Work to complete | A verbatim printing of the entries that follow is needed; pictures must not appear in it.

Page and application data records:
- Opening Delimiter -

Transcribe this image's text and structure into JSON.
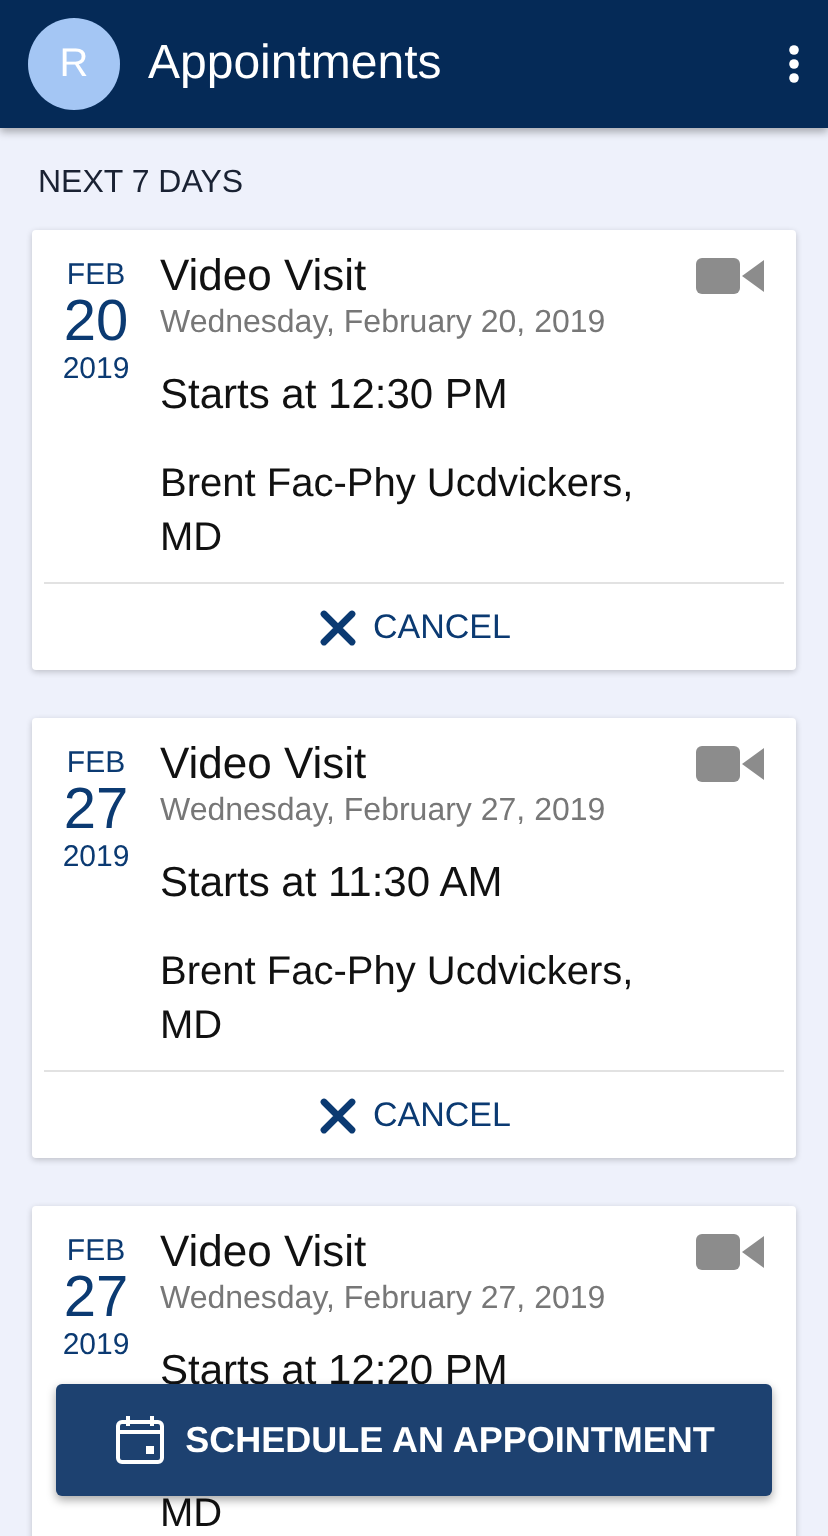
{
  "header": {
    "avatar_initial": "R",
    "title": "Appointments"
  },
  "section_title": "NEXT 7 DAYS",
  "appointments": [
    {
      "month": "FEB",
      "day": "20",
      "year": "2019",
      "type": "Video Visit",
      "date": "Wednesday, February 20, 2019",
      "starts": "Starts at 12:30 PM",
      "provider_lines": [
        "Brent Fac-Phy Ucdvickers,",
        "MD"
      ],
      "cancel_label": "CANCEL"
    },
    {
      "month": "FEB",
      "day": "27",
      "year": "2019",
      "type": "Video Visit",
      "date": "Wednesday, February 27, 2019",
      "starts": "Starts at 11:30 AM",
      "provider_lines": [
        "Brent Fac-Phy Ucdvickers,",
        "MD"
      ],
      "cancel_label": "CANCEL"
    },
    {
      "month": "FEB",
      "day": "27",
      "year": "2019",
      "type": "Video Visit",
      "date": "Wednesday, February 27, 2019",
      "starts": "Starts at 12:20 PM",
      "provider_lines": [
        "MD"
      ]
    }
  ],
  "schedule_button": "SCHEDULE AN APPOINTMENT"
}
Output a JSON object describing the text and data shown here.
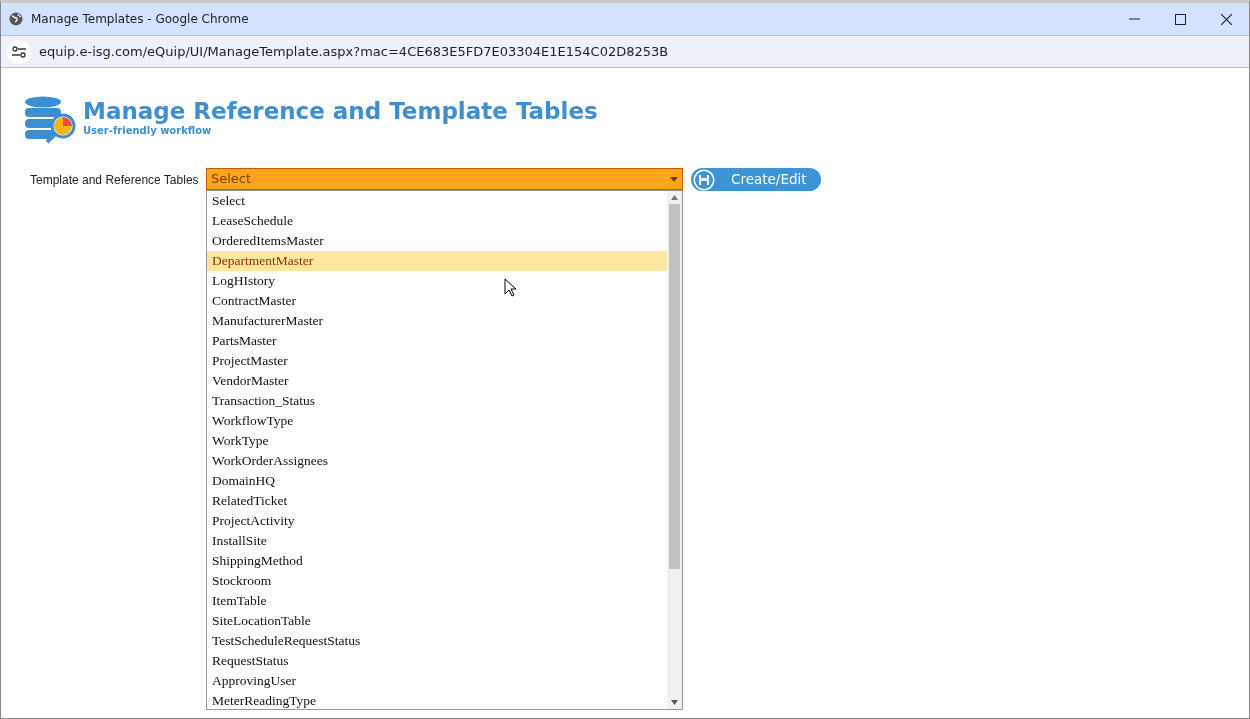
{
  "window": {
    "title": "Manage Templates - Google Chrome"
  },
  "address_bar": {
    "url": "equip.e-isg.com/eQuip/UI/ManageTemplate.aspx?mac=4CE683E5FD7E03304E1E154C02D8253B"
  },
  "header": {
    "title": "Manage Reference and Template Tables",
    "subtitle": "User-friendly workflow"
  },
  "form": {
    "label": "Template and Reference Tables",
    "value": "Select",
    "button": "Create/Edit"
  },
  "options": [
    {
      "label": "Select",
      "selected": false
    },
    {
      "label": "LeaseSchedule",
      "selected": false
    },
    {
      "label": "OrderedItemsMaster",
      "selected": false
    },
    {
      "label": "DepartmentMaster",
      "selected": true
    },
    {
      "label": "LogHIstory",
      "selected": false
    },
    {
      "label": "ContractMaster",
      "selected": false
    },
    {
      "label": "ManufacturerMaster",
      "selected": false
    },
    {
      "label": "PartsMaster",
      "selected": false
    },
    {
      "label": "ProjectMaster",
      "selected": false
    },
    {
      "label": "VendorMaster",
      "selected": false
    },
    {
      "label": "Transaction_Status",
      "selected": false
    },
    {
      "label": "WorkflowType",
      "selected": false
    },
    {
      "label": "WorkType",
      "selected": false
    },
    {
      "label": "WorkOrderAssignees",
      "selected": false
    },
    {
      "label": "DomainHQ",
      "selected": false
    },
    {
      "label": "RelatedTicket",
      "selected": false
    },
    {
      "label": "ProjectActivity",
      "selected": false
    },
    {
      "label": "InstallSite",
      "selected": false
    },
    {
      "label": "ShippingMethod",
      "selected": false
    },
    {
      "label": "Stockroom",
      "selected": false
    },
    {
      "label": "ItemTable",
      "selected": false
    },
    {
      "label": "SiteLocationTable",
      "selected": false
    },
    {
      "label": "TestScheduleRequestStatus",
      "selected": false
    },
    {
      "label": "RequestStatus",
      "selected": false
    },
    {
      "label": "ApprovingUser",
      "selected": false
    },
    {
      "label": "MeterReadingType",
      "selected": false
    }
  ]
}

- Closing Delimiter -

Task result |
Transcribe this image's text and structure into JSON.
{
  "header": {
    "avatar_initial": "R",
    "title": "Appointments"
  },
  "section_title": "NEXT 7 DAYS",
  "appointments": [
    {
      "month": "FEB",
      "day": "20",
      "year": "2019",
      "type": "Video Visit",
      "date": "Wednesday, February 20, 2019",
      "starts": "Starts at 12:30 PM",
      "provider_lines": [
        "Brent Fac-Phy Ucdvickers,",
        "MD"
      ],
      "cancel_label": "CANCEL"
    },
    {
      "month": "FEB",
      "day": "27",
      "year": "2019",
      "type": "Video Visit",
      "date": "Wednesday, February 27, 2019",
      "starts": "Starts at 11:30 AM",
      "provider_lines": [
        "Brent Fac-Phy Ucdvickers,",
        "MD"
      ],
      "cancel_label": "CANCEL"
    },
    {
      "month": "FEB",
      "day": "27",
      "year": "2019",
      "type": "Video Visit",
      "date": "Wednesday, February 27, 2019",
      "starts": "Starts at 12:20 PM",
      "provider_lines": [
        "MD"
      ]
    }
  ],
  "schedule_button": "SCHEDULE AN APPOINTMENT"
}
Output a JSON object describing the text and data shown here.
{
  "window": {
    "title": "Manage Templates - Google Chrome"
  },
  "address_bar": {
    "url": "equip.e-isg.com/eQuip/UI/ManageTemplate.aspx?mac=4CE683E5FD7E03304E1E154C02D8253B"
  },
  "header": {
    "title": "Manage Reference and Template Tables",
    "subtitle": "User-friendly workflow"
  },
  "form": {
    "label": "Template and Reference Tables",
    "value": "Select",
    "button": "Create/Edit"
  },
  "options": [
    {
      "label": "Select",
      "selected": false
    },
    {
      "label": "LeaseSchedule",
      "selected": false
    },
    {
      "label": "OrderedItemsMaster",
      "selected": false
    },
    {
      "label": "DepartmentMaster",
      "selected": true
    },
    {
      "label": "LogHIstory",
      "selected": false
    },
    {
      "label": "ContractMaster",
      "selected": false
    },
    {
      "label": "ManufacturerMaster",
      "selected": false
    },
    {
      "label": "PartsMaster",
      "selected": false
    },
    {
      "label": "ProjectMaster",
      "selected": false
    },
    {
      "label": "VendorMaster",
      "selected": false
    },
    {
      "label": "Transaction_Status",
      "selected": false
    },
    {
      "label": "WorkflowType",
      "selected": false
    },
    {
      "label": "WorkType",
      "selected": false
    },
    {
      "label": "WorkOrderAssignees",
      "selected": false
    },
    {
      "label": "DomainHQ",
      "selected": false
    },
    {
      "label": "RelatedTicket",
      "selected": false
    },
    {
      "label": "ProjectActivity",
      "selected": false
    },
    {
      "label": "InstallSite",
      "selected": false
    },
    {
      "label": "ShippingMethod",
      "selected": false
    },
    {
      "label": "Stockroom",
      "selected": false
    },
    {
      "label": "ItemTable",
      "selected": false
    },
    {
      "label": "SiteLocationTable",
      "selected": false
    },
    {
      "label": "TestScheduleRequestStatus",
      "selected": false
    },
    {
      "label": "RequestStatus",
      "selected": false
    },
    {
      "label": "ApprovingUser",
      "selected": false
    },
    {
      "label": "MeterReadingType",
      "selected": false
    }
  ]
}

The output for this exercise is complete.